A grant to build 10 miles of horse trails at Enterprise South Nature Park appeared at risk Wednesday when Hamilton County Commissioner Tim Boyd, chairman of the finance committee, said he couldn't support it.
The $460,000 state Local Parks and Recreation Fund grant would be combined with $115,000 each from the city of Chattanooga and the county. Commissioners voted last year to apply for the grant, and there was broad public support when the county was developing the master plan for the nature park, county Development Director Dan Saieed said at the commission agenda session.
In other business
At Wednesday’s business meeting, Hamilton County commissioners also will consider renewing a contract with the Tennessee Valley Railroad Museum to manage and maintain the railroad lines in Enterprise South industrial park.Under the present contract, the lines are used mostly for storage. The new, 30-year agreement would also include switching, moving rail cars from one place to another to pick up or offload supplies and equipment.The railroad museum would manage those transactions for a fee and the county would get a share: $140,000 a year or 4 percent of the gross, whichever is more.
Boyd waved a sheet of paper he said was a budget for the trail project, including $80,000 for a waterless restroom, $70,000 for a parking lot and other expenses. He read from what he said was Outdoor Chattanooga magazine that there is an abundance of horse trails in the Chattanooga area.
"Abundance. That's a pretty strong word," Boyd said. He pointed out that Hamilton County used to give the public library system $2.6 million a year, but no longer.
"We've got a significant literacy problem in Hamilton County," he said. The county already spends $6.3 million on recreation each year, he said, and the Enterprise South Nature Park's budget has risen from $475,000 a year to $1.4 million.
This would be even more money, Boyd said, "when the general public of Hamilton County is not allowed to go to the library without a $50 fee." Since Chattanooga took over the formerly jointly funded library system a few years ago, people who live outside the city must pay an annual fee to visit the library.
Boyd also took a whack at the media for what he called "incredible" scrutiny of commissioners' $100,000-each discretionary spending funds, saying there was much less scrutiny of the equally "discretionary" trails project.

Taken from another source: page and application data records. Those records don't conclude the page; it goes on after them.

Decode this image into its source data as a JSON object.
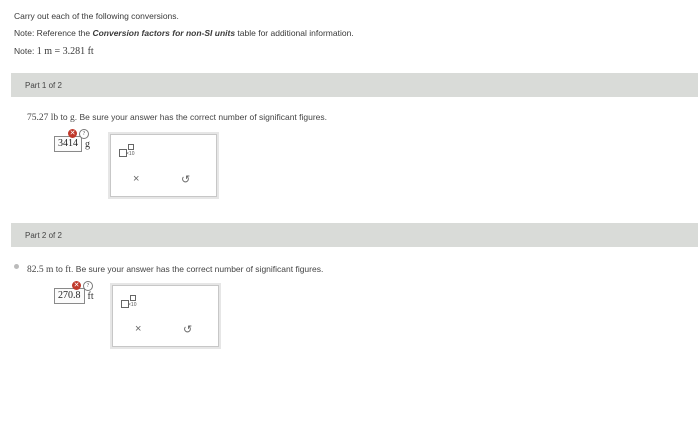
{
  "instructions": {
    "line1": "Carry out each of the following conversions.",
    "note_prefix": "Note: Reference the ",
    "note_bold": "Conversion factors for non-SI units",
    "note_suffix": " table for additional information.",
    "note2_prefix": "Note: ",
    "note2_math": "1 m = 3.281 ft"
  },
  "parts": [
    {
      "header": "Part 1 of 2",
      "quantity": "75.27",
      "from_unit": "lb",
      "to_word": "to",
      "to_unit": "g",
      "question_rest": ". Be sure your answer has the correct number of significant figures.",
      "answer_value": "3414",
      "answer_unit": "g",
      "status": "incorrect"
    },
    {
      "header": "Part 2 of 2",
      "quantity": "82.5",
      "from_unit": "m",
      "to_word": "to",
      "to_unit": "ft",
      "question_rest": ". Be sure your answer has the correct number of significant figures.",
      "answer_value": "270.8",
      "answer_unit": "ft",
      "status": "incorrect"
    }
  ],
  "toolbar": {
    "sci_icon": "scientific-notation-icon",
    "clear_symbol": "×",
    "undo_symbol": "↺"
  },
  "icons": {
    "error": "x-circle-icon",
    "info": "info-circle-icon"
  },
  "colors": {
    "header_bar": "#d9dbd8",
    "error": "#c0392b"
  }
}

"There's nothing requiring us to do this," Boyd said.
Commissioner Randy Fairbanks landed a second blow on the media over "the beating we get constantly in our districts for spending [discretionary money] in our districts for things like volunteer fire departments, that are so much needed."
But Fairbanks and other finance committee members didn't want to turn their backs on a grant they'd voted last year to apply for. The horse trails have been touted as a community amenity that could boost tourism and economic development.
"There's been millions spent on things that don't necessarily serve the interests of the majority of taxpayers," said Commissioner Greg Beck, whose district includes the nature park.
County Mayor Jim Coppinger urged the committee to support the project, as well, noting that the nature park is now drawing 150,000 people a year and the trails would be "an enhancement for the area."
Commissioners Fairbanks, Beck, Sabrena Turner-Smedley and Warren Mackey voted to recommend passage to the full commission at next week's voting meeting.
A local equestrian enthusiast welcomed the news.
Marie Lawrence owns Mystery Dog Ranch in Ringgold, Ga., which hosts the Two Creeks Riding Club.
Lawrence said Wednesday the only close public riding trails are at the Chickamauga Battlefield and Prentice Cooper State Park. And at that park, she said, riders have to share space with motorcyclists, hunters and a shooting range.
Trails at Enterprise South would be wonderful, she said.
"Mystery Dog Ranch would greatly appreciate riding trails in that area," Lawrence said. "We have hundreds of people that would gladly use them."
Contact staff writer Judy Walton at firstname.lastname@example.org or 423-757-6416.